Lawmakers in Connecticut continue their debate over legal pot and drugged driving.

According to the Hartford Courant, CT lawmakers are reaching out to emergency service personnel and police departments about how to measure the level of marijuana accurately in an individual who is behind the wheel.

State Rep. Gail Lavielle of Wilton told the Courant that using recreational marijuana in a private setting where an individual is not placing anyone at risk is one thing, but if that individual is behind the wheel, it's a totally different ballgame.

Are police officers able to tell if someone is driving stoned? They sure can. Officers have been trained to detect the signs of impairment. In 2016, a study was conducted by the National Institute on Drug Abuse, where it was found that the finger-to-nose test was the best barometer to tell if someone was under the influence of pot. Check out this video to find out how Canada tests for marijuana.

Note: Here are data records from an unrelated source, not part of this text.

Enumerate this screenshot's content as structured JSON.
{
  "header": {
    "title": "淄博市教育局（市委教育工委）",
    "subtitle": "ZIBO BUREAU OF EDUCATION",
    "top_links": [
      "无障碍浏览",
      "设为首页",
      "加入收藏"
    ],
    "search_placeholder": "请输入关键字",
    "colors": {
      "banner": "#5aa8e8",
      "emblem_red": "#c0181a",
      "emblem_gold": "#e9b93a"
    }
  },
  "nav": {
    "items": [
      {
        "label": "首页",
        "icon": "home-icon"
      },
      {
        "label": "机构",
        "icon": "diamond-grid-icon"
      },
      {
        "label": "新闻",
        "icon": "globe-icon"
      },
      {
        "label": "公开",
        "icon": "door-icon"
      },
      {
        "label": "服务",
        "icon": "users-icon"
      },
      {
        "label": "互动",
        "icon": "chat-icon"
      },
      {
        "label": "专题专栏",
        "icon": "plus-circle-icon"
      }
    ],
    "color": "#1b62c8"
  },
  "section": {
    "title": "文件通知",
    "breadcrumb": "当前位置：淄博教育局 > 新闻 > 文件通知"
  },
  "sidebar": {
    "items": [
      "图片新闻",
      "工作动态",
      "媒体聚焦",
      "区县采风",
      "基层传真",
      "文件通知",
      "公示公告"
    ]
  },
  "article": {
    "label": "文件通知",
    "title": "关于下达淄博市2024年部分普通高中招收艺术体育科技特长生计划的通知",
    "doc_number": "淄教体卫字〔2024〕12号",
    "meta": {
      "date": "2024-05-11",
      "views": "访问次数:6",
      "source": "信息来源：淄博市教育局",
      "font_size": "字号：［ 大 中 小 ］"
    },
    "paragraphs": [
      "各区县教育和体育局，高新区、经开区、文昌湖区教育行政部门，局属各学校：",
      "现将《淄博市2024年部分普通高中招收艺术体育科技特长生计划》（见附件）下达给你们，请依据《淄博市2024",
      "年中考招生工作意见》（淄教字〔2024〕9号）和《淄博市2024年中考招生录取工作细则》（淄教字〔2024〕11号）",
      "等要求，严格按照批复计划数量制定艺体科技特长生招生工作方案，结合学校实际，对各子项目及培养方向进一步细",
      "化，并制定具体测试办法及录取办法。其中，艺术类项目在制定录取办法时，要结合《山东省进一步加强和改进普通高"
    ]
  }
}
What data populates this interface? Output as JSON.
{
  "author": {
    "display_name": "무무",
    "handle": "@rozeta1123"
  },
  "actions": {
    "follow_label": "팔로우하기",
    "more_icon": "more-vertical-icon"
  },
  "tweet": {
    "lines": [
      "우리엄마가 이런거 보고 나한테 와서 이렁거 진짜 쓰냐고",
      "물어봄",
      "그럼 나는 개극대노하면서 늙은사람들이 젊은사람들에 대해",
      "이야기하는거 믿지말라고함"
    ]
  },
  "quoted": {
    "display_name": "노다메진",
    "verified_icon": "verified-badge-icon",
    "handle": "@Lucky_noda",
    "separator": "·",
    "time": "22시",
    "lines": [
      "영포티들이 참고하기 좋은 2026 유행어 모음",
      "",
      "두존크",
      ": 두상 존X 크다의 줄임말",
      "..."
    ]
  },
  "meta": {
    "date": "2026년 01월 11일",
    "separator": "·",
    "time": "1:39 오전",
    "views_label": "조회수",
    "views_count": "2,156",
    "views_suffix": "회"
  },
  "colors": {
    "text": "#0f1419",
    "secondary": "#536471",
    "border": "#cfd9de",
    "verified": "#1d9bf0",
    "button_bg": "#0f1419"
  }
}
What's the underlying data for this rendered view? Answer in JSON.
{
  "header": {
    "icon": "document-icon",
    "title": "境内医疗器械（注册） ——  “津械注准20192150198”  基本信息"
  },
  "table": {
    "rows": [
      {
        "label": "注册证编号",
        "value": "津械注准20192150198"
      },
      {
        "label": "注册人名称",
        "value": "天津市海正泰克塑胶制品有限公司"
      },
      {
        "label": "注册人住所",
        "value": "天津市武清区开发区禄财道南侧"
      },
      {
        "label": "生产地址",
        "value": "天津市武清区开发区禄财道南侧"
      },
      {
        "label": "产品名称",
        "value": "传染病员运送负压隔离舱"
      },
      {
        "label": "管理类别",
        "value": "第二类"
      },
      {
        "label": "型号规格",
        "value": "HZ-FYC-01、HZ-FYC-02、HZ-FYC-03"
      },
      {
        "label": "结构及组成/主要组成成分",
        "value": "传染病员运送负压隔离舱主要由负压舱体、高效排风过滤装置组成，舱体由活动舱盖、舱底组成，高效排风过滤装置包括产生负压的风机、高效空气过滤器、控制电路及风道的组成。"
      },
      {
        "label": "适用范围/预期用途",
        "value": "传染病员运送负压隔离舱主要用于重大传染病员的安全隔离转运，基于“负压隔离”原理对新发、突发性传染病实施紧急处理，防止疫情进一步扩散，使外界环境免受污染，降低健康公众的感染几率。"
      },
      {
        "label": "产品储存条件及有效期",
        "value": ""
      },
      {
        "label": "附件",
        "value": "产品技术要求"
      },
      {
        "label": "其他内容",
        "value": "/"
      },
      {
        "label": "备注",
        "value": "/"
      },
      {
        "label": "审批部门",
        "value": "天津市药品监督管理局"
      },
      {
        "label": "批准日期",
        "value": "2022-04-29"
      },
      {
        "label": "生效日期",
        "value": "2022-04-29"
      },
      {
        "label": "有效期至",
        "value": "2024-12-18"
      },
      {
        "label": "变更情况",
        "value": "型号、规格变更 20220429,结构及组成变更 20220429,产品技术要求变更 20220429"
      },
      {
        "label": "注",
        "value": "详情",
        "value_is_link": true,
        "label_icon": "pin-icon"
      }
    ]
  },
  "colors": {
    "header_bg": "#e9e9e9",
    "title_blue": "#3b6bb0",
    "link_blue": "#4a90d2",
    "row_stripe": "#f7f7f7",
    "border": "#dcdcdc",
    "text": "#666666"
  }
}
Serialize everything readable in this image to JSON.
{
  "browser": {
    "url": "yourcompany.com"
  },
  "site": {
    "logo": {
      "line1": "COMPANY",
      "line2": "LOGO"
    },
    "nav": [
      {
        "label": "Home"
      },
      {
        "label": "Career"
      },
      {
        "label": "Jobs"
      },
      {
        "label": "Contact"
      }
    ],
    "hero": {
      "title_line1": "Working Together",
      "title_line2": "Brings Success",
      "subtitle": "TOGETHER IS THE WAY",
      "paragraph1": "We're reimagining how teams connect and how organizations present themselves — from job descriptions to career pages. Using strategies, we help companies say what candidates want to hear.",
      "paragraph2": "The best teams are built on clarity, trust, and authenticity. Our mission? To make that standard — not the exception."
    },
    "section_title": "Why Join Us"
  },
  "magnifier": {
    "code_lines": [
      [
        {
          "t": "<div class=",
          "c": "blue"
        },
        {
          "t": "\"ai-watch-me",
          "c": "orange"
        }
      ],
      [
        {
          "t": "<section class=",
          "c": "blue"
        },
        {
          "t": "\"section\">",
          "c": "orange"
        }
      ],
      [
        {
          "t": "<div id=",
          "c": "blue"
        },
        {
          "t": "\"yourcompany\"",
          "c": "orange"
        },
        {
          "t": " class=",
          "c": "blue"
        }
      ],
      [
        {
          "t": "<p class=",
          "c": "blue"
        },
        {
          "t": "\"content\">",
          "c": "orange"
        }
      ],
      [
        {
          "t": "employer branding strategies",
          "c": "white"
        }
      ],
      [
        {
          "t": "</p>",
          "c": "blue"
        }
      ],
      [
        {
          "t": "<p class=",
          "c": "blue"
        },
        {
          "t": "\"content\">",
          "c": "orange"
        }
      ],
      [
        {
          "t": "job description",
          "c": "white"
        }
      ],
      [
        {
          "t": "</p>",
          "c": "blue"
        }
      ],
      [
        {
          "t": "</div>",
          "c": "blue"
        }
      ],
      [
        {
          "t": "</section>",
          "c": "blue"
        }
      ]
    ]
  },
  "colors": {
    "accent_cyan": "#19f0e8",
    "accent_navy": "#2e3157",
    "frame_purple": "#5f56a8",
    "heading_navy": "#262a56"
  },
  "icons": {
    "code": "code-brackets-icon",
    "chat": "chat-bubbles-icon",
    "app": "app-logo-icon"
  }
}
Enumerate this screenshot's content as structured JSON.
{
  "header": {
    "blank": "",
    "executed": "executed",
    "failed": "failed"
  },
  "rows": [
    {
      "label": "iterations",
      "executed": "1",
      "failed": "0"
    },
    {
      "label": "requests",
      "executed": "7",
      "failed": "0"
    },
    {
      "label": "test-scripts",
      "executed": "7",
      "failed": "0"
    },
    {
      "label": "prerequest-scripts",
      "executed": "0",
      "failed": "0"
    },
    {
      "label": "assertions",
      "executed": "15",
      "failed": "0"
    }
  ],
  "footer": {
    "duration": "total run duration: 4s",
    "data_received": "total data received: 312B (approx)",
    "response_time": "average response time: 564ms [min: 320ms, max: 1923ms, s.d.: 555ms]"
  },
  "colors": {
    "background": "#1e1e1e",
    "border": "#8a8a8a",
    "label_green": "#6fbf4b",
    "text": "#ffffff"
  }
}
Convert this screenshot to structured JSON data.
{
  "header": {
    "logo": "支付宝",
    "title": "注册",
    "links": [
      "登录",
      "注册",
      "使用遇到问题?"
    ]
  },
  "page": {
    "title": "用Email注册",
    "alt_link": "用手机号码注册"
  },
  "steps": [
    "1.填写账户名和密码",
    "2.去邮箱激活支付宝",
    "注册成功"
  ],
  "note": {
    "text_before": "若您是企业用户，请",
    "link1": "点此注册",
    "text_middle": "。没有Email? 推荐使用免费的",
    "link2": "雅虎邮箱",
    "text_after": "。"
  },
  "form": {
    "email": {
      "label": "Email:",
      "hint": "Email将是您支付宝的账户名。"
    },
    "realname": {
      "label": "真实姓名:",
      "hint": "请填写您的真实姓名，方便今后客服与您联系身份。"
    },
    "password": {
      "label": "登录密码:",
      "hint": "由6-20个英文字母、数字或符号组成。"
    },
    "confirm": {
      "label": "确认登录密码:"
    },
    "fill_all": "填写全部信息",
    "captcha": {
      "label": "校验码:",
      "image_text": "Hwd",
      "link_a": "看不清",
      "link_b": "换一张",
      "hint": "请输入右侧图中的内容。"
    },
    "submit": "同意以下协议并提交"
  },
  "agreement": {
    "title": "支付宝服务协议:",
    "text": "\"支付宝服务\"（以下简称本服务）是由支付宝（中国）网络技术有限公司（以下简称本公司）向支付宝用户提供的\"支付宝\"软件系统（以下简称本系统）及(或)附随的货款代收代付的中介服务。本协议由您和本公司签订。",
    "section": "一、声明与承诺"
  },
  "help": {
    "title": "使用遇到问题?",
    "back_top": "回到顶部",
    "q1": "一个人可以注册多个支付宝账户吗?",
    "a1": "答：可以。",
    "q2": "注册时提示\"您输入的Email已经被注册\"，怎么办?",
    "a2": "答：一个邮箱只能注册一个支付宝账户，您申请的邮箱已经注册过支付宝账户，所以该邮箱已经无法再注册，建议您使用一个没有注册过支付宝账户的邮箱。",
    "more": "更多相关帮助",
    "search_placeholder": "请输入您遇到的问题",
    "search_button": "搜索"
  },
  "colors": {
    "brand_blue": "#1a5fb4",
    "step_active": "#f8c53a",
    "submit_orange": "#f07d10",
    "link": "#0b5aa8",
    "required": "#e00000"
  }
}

Have you ever wondered how much revenue the legalization of marijuana would generate in Connecticut? Senate President Pro Tem, Martin Looney who's in favor of legalization, told the Courant, "It would be a significant new revenue source for the state of Connecticut." Paul Kirchberg, executive director of Connecticut NORML, thinks that legalizing marijuana could easily add $180 million per year to the state's coffers.